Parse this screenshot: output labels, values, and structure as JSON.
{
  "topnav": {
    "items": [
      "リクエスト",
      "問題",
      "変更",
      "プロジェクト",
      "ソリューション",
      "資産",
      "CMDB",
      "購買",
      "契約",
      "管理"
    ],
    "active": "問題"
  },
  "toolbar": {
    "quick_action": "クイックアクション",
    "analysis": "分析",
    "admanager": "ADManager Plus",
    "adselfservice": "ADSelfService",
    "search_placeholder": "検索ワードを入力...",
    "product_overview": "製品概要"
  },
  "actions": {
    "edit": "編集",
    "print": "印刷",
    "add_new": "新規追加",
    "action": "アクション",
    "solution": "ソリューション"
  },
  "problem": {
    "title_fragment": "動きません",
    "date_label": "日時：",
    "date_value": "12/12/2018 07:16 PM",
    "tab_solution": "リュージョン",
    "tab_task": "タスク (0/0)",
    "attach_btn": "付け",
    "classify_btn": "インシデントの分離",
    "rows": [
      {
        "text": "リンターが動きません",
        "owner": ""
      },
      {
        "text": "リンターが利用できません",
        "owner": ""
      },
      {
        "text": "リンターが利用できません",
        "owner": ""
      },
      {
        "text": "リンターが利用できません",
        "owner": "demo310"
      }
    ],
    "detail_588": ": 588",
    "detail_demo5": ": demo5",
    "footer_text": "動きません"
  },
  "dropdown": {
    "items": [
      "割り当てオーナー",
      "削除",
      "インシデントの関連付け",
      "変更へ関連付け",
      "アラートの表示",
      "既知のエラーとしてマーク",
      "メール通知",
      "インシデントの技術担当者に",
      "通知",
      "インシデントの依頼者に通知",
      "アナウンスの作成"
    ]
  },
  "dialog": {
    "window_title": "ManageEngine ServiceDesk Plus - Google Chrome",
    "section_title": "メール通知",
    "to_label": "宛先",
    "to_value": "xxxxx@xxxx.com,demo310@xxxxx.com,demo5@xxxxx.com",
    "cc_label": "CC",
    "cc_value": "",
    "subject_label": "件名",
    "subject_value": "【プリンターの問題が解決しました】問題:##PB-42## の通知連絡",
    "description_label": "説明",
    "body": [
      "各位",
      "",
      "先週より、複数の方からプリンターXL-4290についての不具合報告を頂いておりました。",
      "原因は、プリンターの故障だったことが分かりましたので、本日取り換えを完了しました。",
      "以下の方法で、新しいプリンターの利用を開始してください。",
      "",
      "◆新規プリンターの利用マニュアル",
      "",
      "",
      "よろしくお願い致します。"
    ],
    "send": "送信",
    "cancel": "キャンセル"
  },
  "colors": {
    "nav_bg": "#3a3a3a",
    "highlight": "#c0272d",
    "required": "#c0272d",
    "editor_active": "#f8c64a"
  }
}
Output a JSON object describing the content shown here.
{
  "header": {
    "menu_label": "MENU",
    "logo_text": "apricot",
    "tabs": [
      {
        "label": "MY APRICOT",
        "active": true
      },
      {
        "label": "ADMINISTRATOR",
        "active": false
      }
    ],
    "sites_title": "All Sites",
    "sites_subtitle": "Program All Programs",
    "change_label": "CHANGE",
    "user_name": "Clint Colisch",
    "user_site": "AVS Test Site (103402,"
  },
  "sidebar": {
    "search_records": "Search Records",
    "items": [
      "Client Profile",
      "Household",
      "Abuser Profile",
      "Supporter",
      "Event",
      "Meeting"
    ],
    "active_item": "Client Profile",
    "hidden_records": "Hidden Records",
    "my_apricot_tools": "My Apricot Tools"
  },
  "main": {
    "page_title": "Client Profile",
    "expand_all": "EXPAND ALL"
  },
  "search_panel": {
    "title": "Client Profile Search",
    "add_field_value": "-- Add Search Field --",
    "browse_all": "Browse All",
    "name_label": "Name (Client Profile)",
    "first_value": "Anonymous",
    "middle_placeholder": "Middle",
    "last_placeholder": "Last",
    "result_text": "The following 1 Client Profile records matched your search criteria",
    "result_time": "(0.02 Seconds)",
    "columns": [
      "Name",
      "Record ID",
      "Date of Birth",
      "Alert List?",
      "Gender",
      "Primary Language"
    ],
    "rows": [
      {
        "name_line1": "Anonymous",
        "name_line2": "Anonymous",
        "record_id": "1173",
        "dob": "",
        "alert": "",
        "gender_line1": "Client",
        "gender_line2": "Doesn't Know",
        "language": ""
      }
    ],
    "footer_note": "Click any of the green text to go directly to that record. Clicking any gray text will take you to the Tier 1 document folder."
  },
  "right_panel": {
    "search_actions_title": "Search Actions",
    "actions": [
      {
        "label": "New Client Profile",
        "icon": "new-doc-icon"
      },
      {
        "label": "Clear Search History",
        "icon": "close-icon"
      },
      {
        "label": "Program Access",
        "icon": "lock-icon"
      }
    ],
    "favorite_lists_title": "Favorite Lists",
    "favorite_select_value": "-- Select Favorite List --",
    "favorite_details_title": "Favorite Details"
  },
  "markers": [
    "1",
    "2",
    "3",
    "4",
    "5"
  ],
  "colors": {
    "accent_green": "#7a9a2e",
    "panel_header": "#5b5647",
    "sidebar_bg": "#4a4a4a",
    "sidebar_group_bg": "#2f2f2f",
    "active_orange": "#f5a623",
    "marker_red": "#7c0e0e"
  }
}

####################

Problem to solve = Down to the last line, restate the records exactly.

Answer to this exercise =
Parse this screenshot: output labels, values, and structure as JSON.
{
  "topnav": {
    "items": [
      "リクエスト",
      "問題",
      "変更",
      "プロジェクト",
      "ソリューション",
      "資産",
      "CMDB",
      "購買",
      "契約",
      "管理"
    ],
    "active": "問題"
  },
  "toolbar": {
    "quick_action": "クイックアクション",
    "analysis": "分析",
    "admanager": "ADManager Plus",
    "adselfservice": "ADSelfService",
    "search_placeholder": "検索ワードを入力...",
    "product_overview": "製品概要"
  },
  "actions": {
    "edit": "編集",
    "print": "印刷",
    "add_new": "新規追加",
    "action": "アクション",
    "solution": "ソリューション"
  },
  "problem": {
    "title_fragment": "動きません",
    "date_label": "日時：",
    "date_value": "12/12/2018 07:16 PM",
    "tab_solution": "リュージョン",
    "tab_task": "タスク (0/0)",
    "attach_btn": "付け",
    "classify_btn": "インシデントの分離",
    "rows": [
      {
        "text": "リンターが動きません",
        "owner": ""
      },
      {
        "text": "リンターが利用できません",
        "owner": ""
      },
      {
        "text": "リンターが利用できません",
        "owner": ""
      },
      {
        "text": "リンターが利用できません",
        "owner": "demo310"
      }
    ],
    "detail_588": ": 588",
    "detail_demo5": ": demo5",
    "footer_text": "動きません"
  },
  "dropdown": {
    "items": [
      "割り当てオーナー",
      "削除",
      "インシデントの関連付け",
      "変更へ関連付け",
      "アラートの表示",
      "既知のエラーとしてマーク",
      "メール通知",
      "インシデントの技術担当者に",
      "通知",
      "インシデントの依頼者に通知",
      "アナウンスの作成"
    ]
  },
  "dialog": {
    "window_title": "ManageEngine ServiceDesk Plus - Google Chrome",
    "section_title": "メール通知",
    "to_label": "宛先",
    "to_value": "xxxxx@xxxx.com,demo310@xxxxx.com,demo5@xxxxx.com",
    "cc_label": "CC",
    "cc_value": "",
    "subject_label": "件名",
    "subject_value": "【プリンターの問題が解決しました】問題:##PB-42## の通知連絡",
    "description_label": "説明",
    "body": [
      "各位",
      "",
      "先週より、複数の方からプリンターXL-4290についての不具合報告を頂いておりました。",
      "原因は、プリンターの故障だったことが分かりましたので、本日取り換えを完了しました。",
      "以下の方法で、新しいプリンターの利用を開始してください。",
      "",
      "◆新規プリンターの利用マニュアル",
      "",
      "",
      "よろしくお願い致します。"
    ],
    "send": "送信",
    "cancel": "キャンセル"
  },
  "colors": {
    "nav_bg": "#3a3a3a",
    "highlight": "#c0272d",
    "required": "#c0272d",
    "editor_active": "#f8c64a"
  }
}
Output a JSON object describing the content shown here.
{
  "header": {
    "menu_label": "MENU",
    "logo_text": "apricot",
    "tabs": [
      {
        "label": "MY APRICOT",
        "active": true
      },
      {
        "label": "ADMINISTRATOR",
        "active": false
      }
    ],
    "sites_title": "All Sites",
    "sites_subtitle": "Program All Programs",
    "change_label": "CHANGE",
    "user_name": "Clint Colisch",
    "user_site": "AVS Test Site (103402,"
  },
  "sidebar": {
    "search_records": "Search Records",
    "items": [
      "Client Profile",
      "Household",
      "Abuser Profile",
      "Supporter",
      "Event",
      "Meeting"
    ],
    "active_item": "Client Profile",
    "hidden_records": "Hidden Records",
    "my_apricot_tools": "My Apricot Tools"
  },
  "main": {
    "page_title": "Client Profile",
    "expand_all": "EXPAND ALL"
  },
  "search_panel": {
    "title": "Client Profile Search",
    "add_field_value": "-- Add Search Field --",
    "browse_all": "Browse All",
    "name_label": "Name (Client Profile)",
    "first_value": "Anonymous",
    "middle_placeholder": "Middle",
    "last_placeholder": "Last",
    "result_text": "The following 1 Client Profile records matched your search criteria",
    "result_time": "(0.02 Seconds)",
    "columns": [
      "Name",
      "Record ID",
      "Date of Birth",
      "Alert List?",
      "Gender",
      "Primary Language"
    ],
    "rows": [
      {
        "name_line1": "Anonymous",
        "name_line2": "Anonymous",
        "record_id": "1173",
        "dob": "",
        "alert": "",
        "gender_line1": "Client",
        "gender_line2": "Doesn't Know",
        "language": ""
      }
    ],
    "footer_note": "Click any of the green text to go directly to that record. Clicking any gray text will take you to the Tier 1 document folder."
  },
  "right_panel": {
    "search_actions_title": "Search Actions",
    "actions": [
      {
        "label": "New Client Profile",
        "icon": "new-doc-icon"
      },
      {
        "label": "Clear Search History",
        "icon": "close-icon"
      },
      {
        "label": "Program Access",
        "icon": "lock-icon"
      }
    ],
    "favorite_lists_title": "Favorite Lists",
    "favorite_select_value": "-- Select Favorite List --",
    "favorite_details_title": "Favorite Details"
  },
  "markers": [
    "1",
    "2",
    "3",
    "4",
    "5"
  ],
  "colors": {
    "accent_green": "#7a9a2e",
    "panel_header": "#5b5647",
    "sidebar_bg": "#4a4a4a",
    "sidebar_group_bg": "#2f2f2f",
    "active_orange": "#f5a623",
    "marker_red": "#7c0e0e"
  }
}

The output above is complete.